● Interface dataset entries:
________________________

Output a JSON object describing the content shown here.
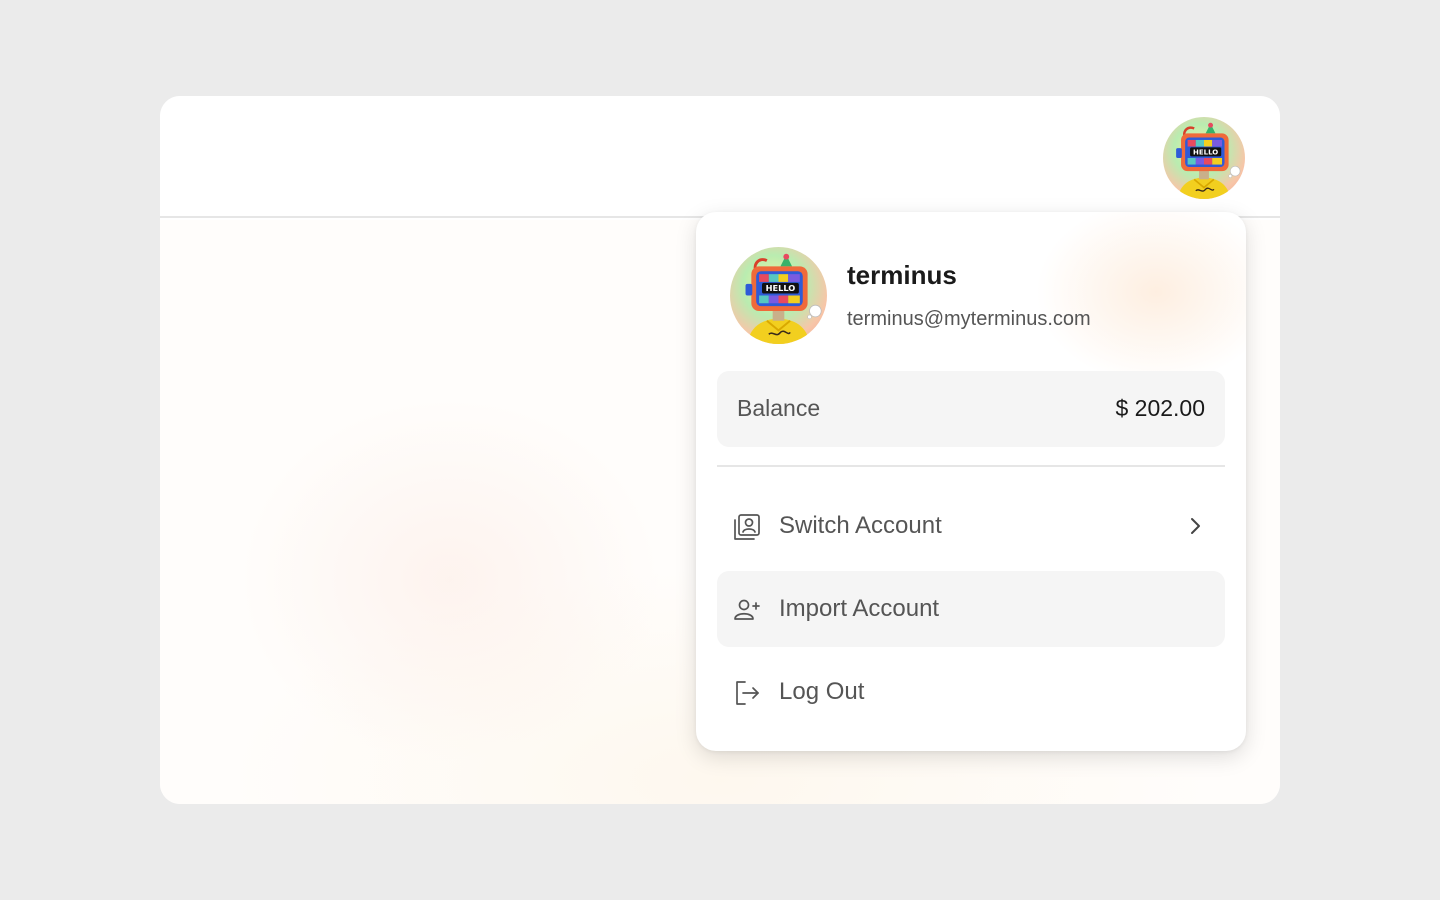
{
  "header": {
    "avatar_icon": "robot-hello-avatar-icon"
  },
  "profile": {
    "name": "terminus",
    "email": "terminus@myterminus.com",
    "avatar_icon": "robot-hello-avatar-icon",
    "avatar_text": "HELLO"
  },
  "balance": {
    "label": "Balance",
    "value": "$ 202.00"
  },
  "menu": {
    "items": [
      {
        "label": "Switch Account",
        "icon": "switch-account-icon",
        "has_chevron": true,
        "hovered": false
      },
      {
        "label": "Import Account",
        "icon": "add-user-icon",
        "has_chevron": false,
        "hovered": true
      },
      {
        "label": "Log Out",
        "icon": "logout-icon",
        "has_chevron": false,
        "hovered": false
      }
    ]
  },
  "colors": {
    "page_bg": "#ebebeb",
    "card_bg": "#ffffff",
    "balance_bg": "#f5f5f5",
    "hover_bg": "#f5f5f5",
    "text_primary": "#1a1a1a",
    "text_secondary": "#555555"
  }
}
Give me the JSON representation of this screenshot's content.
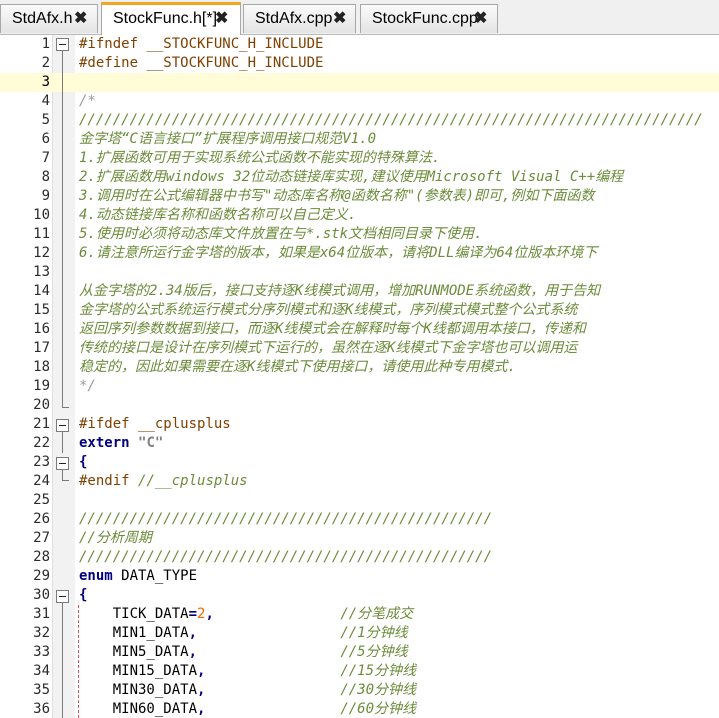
{
  "tabs": [
    {
      "label": "StdAfx.h",
      "active": false
    },
    {
      "label": "StockFunc.h[*]",
      "active": true
    },
    {
      "label": "StdAfx.cpp",
      "active": false
    },
    {
      "label": "StockFunc.cpp",
      "active": false
    }
  ],
  "close_glyph": "✖",
  "current_line": 3,
  "lines": [
    {
      "n": "1",
      "segs": [
        [
          "pp",
          "#ifndef __STOCKFUNC_H_INCLUDE"
        ]
      ]
    },
    {
      "n": "2",
      "segs": [
        [
          "pp",
          "#define __STOCKFUNC_H_INCLUDE"
        ]
      ]
    },
    {
      "n": "3",
      "segs": []
    },
    {
      "n": "4",
      "segs": [
        [
          "cm2",
          "/*"
        ]
      ]
    },
    {
      "n": "5",
      "segs": [
        [
          "cm",
          "//////////////////////////////////////////////////////////////////////////"
        ]
      ]
    },
    {
      "n": "6",
      "segs": [
        [
          "cm",
          "金字塔“C语言接口”扩展程序调用接口规范V1.0"
        ]
      ]
    },
    {
      "n": "7",
      "segs": [
        [
          "cm",
          "1.扩展函数可用于实现系统公式函数不能实现的特殊算法."
        ]
      ]
    },
    {
      "n": "8",
      "segs": [
        [
          "cm",
          "2.扩展函数用windows 32位动态链接库实现,建议使用Microsoft Visual C++编程"
        ]
      ]
    },
    {
      "n": "9",
      "segs": [
        [
          "cm",
          "3.调用时在公式编辑器中书写\"动态库名称@函数名称\"(参数表)即可,例如下面函数"
        ]
      ]
    },
    {
      "n": "10",
      "segs": [
        [
          "cm",
          "4.动态链接库名称和函数名称可以自己定义."
        ]
      ]
    },
    {
      "n": "11",
      "segs": [
        [
          "cm",
          "5.使用时必须将动态库文件放置在与*.stk文档相同目录下使用."
        ]
      ]
    },
    {
      "n": "12",
      "segs": [
        [
          "cm",
          "6.请注意所运行金字塔的版本，如果是x64位版本，请将DLL编译为64位版本环境下"
        ]
      ]
    },
    {
      "n": "13",
      "segs": []
    },
    {
      "n": "14",
      "segs": [
        [
          "cm",
          "从金字塔的2.34版后，接口支持逐K线模式调用，增加RUNMODE系统函数，用于告知"
        ]
      ]
    },
    {
      "n": "15",
      "segs": [
        [
          "cm",
          "金字塔的公式系统运行模式分序列模式和逐K线模式，序列模式模式整个公式系统"
        ]
      ]
    },
    {
      "n": "16",
      "segs": [
        [
          "cm",
          "返回序列参数数据到接口，而逐K线模式会在解释时每个K线都调用本接口，传递和"
        ]
      ]
    },
    {
      "n": "17",
      "segs": [
        [
          "cm",
          "传统的接口是设计在序列模式下运行的，虽然在逐K线模式下金字塔也可以调用运"
        ]
      ]
    },
    {
      "n": "18",
      "segs": [
        [
          "cm",
          "稳定的，因此如果需要在逐K线模式下使用接口，请使用此种专用模式."
        ]
      ]
    },
    {
      "n": "19",
      "segs": [
        [
          "cm2",
          "*/"
        ]
      ]
    },
    {
      "n": "20",
      "segs": []
    },
    {
      "n": "21",
      "segs": [
        [
          "pp",
          "#ifdef __cplusplus"
        ]
      ]
    },
    {
      "n": "22",
      "segs": [
        [
          "kw",
          "extern"
        ],
        [
          "txt",
          " "
        ],
        [
          "str",
          "\"C\""
        ]
      ]
    },
    {
      "n": "23",
      "segs": [
        [
          "op",
          "{"
        ]
      ]
    },
    {
      "n": "24",
      "segs": [
        [
          "pp",
          "#endif"
        ],
        [
          "txt",
          " "
        ],
        [
          "cm",
          "//__cplusplus"
        ]
      ]
    },
    {
      "n": "25",
      "segs": []
    },
    {
      "n": "26",
      "segs": [
        [
          "cm",
          "/////////////////////////////////////////////////"
        ]
      ]
    },
    {
      "n": "27",
      "segs": [
        [
          "cm",
          "//分析周期"
        ]
      ]
    },
    {
      "n": "28",
      "segs": [
        [
          "cm",
          "/////////////////////////////////////////////////"
        ]
      ]
    },
    {
      "n": "29",
      "segs": [
        [
          "kw",
          "enum"
        ],
        [
          "txt",
          " DATA_TYPE"
        ]
      ]
    },
    {
      "n": "30",
      "segs": [
        [
          "op",
          "{"
        ]
      ]
    },
    {
      "n": "31",
      "segs": [
        [
          "txt",
          "    TICK_DATA"
        ],
        [
          "op",
          "="
        ],
        [
          "num",
          "2"
        ],
        [
          "op",
          ","
        ],
        [
          "txt",
          "               "
        ],
        [
          "cm",
          "//分笔成交"
        ]
      ]
    },
    {
      "n": "32",
      "segs": [
        [
          "txt",
          "    MIN1_DATA"
        ],
        [
          "op",
          ","
        ],
        [
          "txt",
          "                 "
        ],
        [
          "cm",
          "//1分钟线"
        ]
      ]
    },
    {
      "n": "33",
      "segs": [
        [
          "txt",
          "    MIN5_DATA"
        ],
        [
          "op",
          ","
        ],
        [
          "txt",
          "                 "
        ],
        [
          "cm",
          "//5分钟线"
        ]
      ]
    },
    {
      "n": "34",
      "segs": [
        [
          "txt",
          "    MIN15_DATA"
        ],
        [
          "op",
          ","
        ],
        [
          "txt",
          "                "
        ],
        [
          "cm",
          "//15分钟线"
        ]
      ]
    },
    {
      "n": "35",
      "segs": [
        [
          "txt",
          "    MIN30_DATA"
        ],
        [
          "op",
          ","
        ],
        [
          "txt",
          "                "
        ],
        [
          "cm",
          "//30分钟线"
        ]
      ]
    },
    {
      "n": "36",
      "segs": [
        [
          "txt",
          "    MIN60_DATA"
        ],
        [
          "op",
          ","
        ],
        [
          "txt",
          "                "
        ],
        [
          "cm",
          "//60分钟线"
        ]
      ]
    }
  ]
}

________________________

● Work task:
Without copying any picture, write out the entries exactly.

● Answer to this task:
Output a JSON object describing the content shown here.
{
  "header": {
    "avatar_icon": "robot-hello-avatar-icon"
  },
  "profile": {
    "name": "terminus",
    "email": "terminus@myterminus.com",
    "avatar_icon": "robot-hello-avatar-icon",
    "avatar_text": "HELLO"
  },
  "balance": {
    "label": "Balance",
    "value": "$ 202.00"
  },
  "menu": {
    "items": [
      {
        "label": "Switch Account",
        "icon": "switch-account-icon",
        "has_chevron": true,
        "hovered": false
      },
      {
        "label": "Import Account",
        "icon": "add-user-icon",
        "has_chevron": false,
        "hovered": true
      },
      {
        "label": "Log Out",
        "icon": "logout-icon",
        "has_chevron": false,
        "hovered": false
      }
    ]
  },
  "colors": {
    "page_bg": "#ebebeb",
    "card_bg": "#ffffff",
    "balance_bg": "#f5f5f5",
    "hover_bg": "#f5f5f5",
    "text_primary": "#1a1a1a",
    "text_secondary": "#555555"
  }
}
Give me the JSON representation of this screenshot's content.
{
  "tabs": [
    {
      "label": "StdAfx.h",
      "active": false
    },
    {
      "label": "StockFunc.h[*]",
      "active": true
    },
    {
      "label": "StdAfx.cpp",
      "active": false
    },
    {
      "label": "StockFunc.cpp",
      "active": false
    }
  ],
  "close_glyph": "✖",
  "current_line": 3,
  "lines": [
    {
      "n": "1",
      "segs": [
        [
          "pp",
          "#ifndef __STOCKFUNC_H_INCLUDE"
        ]
      ]
    },
    {
      "n": "2",
      "segs": [
        [
          "pp",
          "#define __STOCKFUNC_H_INCLUDE"
        ]
      ]
    },
    {
      "n": "3",
      "segs": []
    },
    {
      "n": "4",
      "segs": [
        [
          "cm2",
          "/*"
        ]
      ]
    },
    {
      "n": "5",
      "segs": [
        [
          "cm",
          "//////////////////////////////////////////////////////////////////////////"
        ]
      ]
    },
    {
      "n": "6",
      "segs": [
        [
          "cm",
          "金字塔“C语言接口”扩展程序调用接口规范V1.0"
        ]
      ]
    },
    {
      "n": "7",
      "segs": [
        [
          "cm",
          "1.扩展函数可用于实现系统公式函数不能实现的特殊算法."
        ]
      ]
    },
    {
      "n": "8",
      "segs": [
        [
          "cm",
          "2.扩展函数用windows 32位动态链接库实现,建议使用Microsoft Visual C++编程"
        ]
      ]
    },
    {
      "n": "9",
      "segs": [
        [
          "cm",
          "3.调用时在公式编辑器中书写\"动态库名称@函数名称\"(参数表)即可,例如下面函数"
        ]
      ]
    },
    {
      "n": "10",
      "segs": [
        [
          "cm",
          "4.动态链接库名称和函数名称可以自己定义."
        ]
      ]
    },
    {
      "n": "11",
      "segs": [
        [
          "cm",
          "5.使用时必须将动态库文件放置在与*.stk文档相同目录下使用."
        ]
      ]
    },
    {
      "n": "12",
      "segs": [
        [
          "cm",
          "6.请注意所运行金字塔的版本，如果是x64位版本，请将DLL编译为64位版本环境下"
        ]
      ]
    },
    {
      "n": "13",
      "segs": []
    },
    {
      "n": "14",
      "segs": [
        [
          "cm",
          "从金字塔的2.34版后，接口支持逐K线模式调用，增加RUNMODE系统函数，用于告知"
        ]
      ]
    },
    {
      "n": "15",
      "segs": [
        [
          "cm",
          "金字塔的公式系统运行模式分序列模式和逐K线模式，序列模式模式整个公式系统"
        ]
      ]
    },
    {
      "n": "16",
      "segs": [
        [
          "cm",
          "返回序列参数数据到接口，而逐K线模式会在解释时每个K线都调用本接口，传递和"
        ]
      ]
    },
    {
      "n": "17",
      "segs": [
        [
          "cm",
          "传统的接口是设计在序列模式下运行的，虽然在逐K线模式下金字塔也可以调用运"
        ]
      ]
    },
    {
      "n": "18",
      "segs": [
        [
          "cm",
          "稳定的，因此如果需要在逐K线模式下使用接口，请使用此种专用模式."
        ]
      ]
    },
    {
      "n": "19",
      "segs": [
        [
          "cm2",
          "*/"
        ]
      ]
    },
    {
      "n": "20",
      "segs": []
    },
    {
      "n": "21",
      "segs": [
        [
          "pp",
          "#ifdef __cplusplus"
        ]
      ]
    },
    {
      "n": "22",
      "segs": [
        [
          "kw",
          "extern"
        ],
        [
          "txt",
          " "
        ],
        [
          "str",
          "\"C\""
        ]
      ]
    },
    {
      "n": "23",
      "segs": [
        [
          "op",
          "{"
        ]
      ]
    },
    {
      "n": "24",
      "segs": [
        [
          "pp",
          "#endif"
        ],
        [
          "txt",
          " "
        ],
        [
          "cm",
          "//__cplusplus"
        ]
      ]
    },
    {
      "n": "25",
      "segs": []
    },
    {
      "n": "26",
      "segs": [
        [
          "cm",
          "/////////////////////////////////////////////////"
        ]
      ]
    },
    {
      "n": "27",
      "segs": [
        [
          "cm",
          "//分析周期"
        ]
      ]
    },
    {
      "n": "28",
      "segs": [
        [
          "cm",
          "/////////////////////////////////////////////////"
        ]
      ]
    },
    {
      "n": "29",
      "segs": [
        [
          "kw",
          "enum"
        ],
        [
          "txt",
          " DATA_TYPE"
        ]
      ]
    },
    {
      "n": "30",
      "segs": [
        [
          "op",
          "{"
        ]
      ]
    },
    {
      "n": "31",
      "segs": [
        [
          "txt",
          "    TICK_DATA"
        ],
        [
          "op",
          "="
        ],
        [
          "num",
          "2"
        ],
        [
          "op",
          ","
        ],
        [
          "txt",
          "               "
        ],
        [
          "cm",
          "//分笔成交"
        ]
      ]
    },
    {
      "n": "32",
      "segs": [
        [
          "txt",
          "    MIN1_DATA"
        ],
        [
          "op",
          ","
        ],
        [
          "txt",
          "                 "
        ],
        [
          "cm",
          "//1分钟线"
        ]
      ]
    },
    {
      "n": "33",
      "segs": [
        [
          "txt",
          "    MIN5_DATA"
        ],
        [
          "op",
          ","
        ],
        [
          "txt",
          "                 "
        ],
        [
          "cm",
          "//5分钟线"
        ]
      ]
    },
    {
      "n": "34",
      "segs": [
        [
          "txt",
          "    MIN15_DATA"
        ],
        [
          "op",
          ","
        ],
        [
          "txt",
          "                "
        ],
        [
          "cm",
          "//15分钟线"
        ]
      ]
    },
    {
      "n": "35",
      "segs": [
        [
          "txt",
          "    MIN30_DATA"
        ],
        [
          "op",
          ","
        ],
        [
          "txt",
          "                "
        ],
        [
          "cm",
          "//30分钟线"
        ]
      ]
    },
    {
      "n": "36",
      "segs": [
        [
          "txt",
          "    MIN60_DATA"
        ],
        [
          "op",
          ","
        ],
        [
          "txt",
          "                "
        ],
        [
          "cm",
          "//60分钟线"
        ]
      ]
    }
  ]
}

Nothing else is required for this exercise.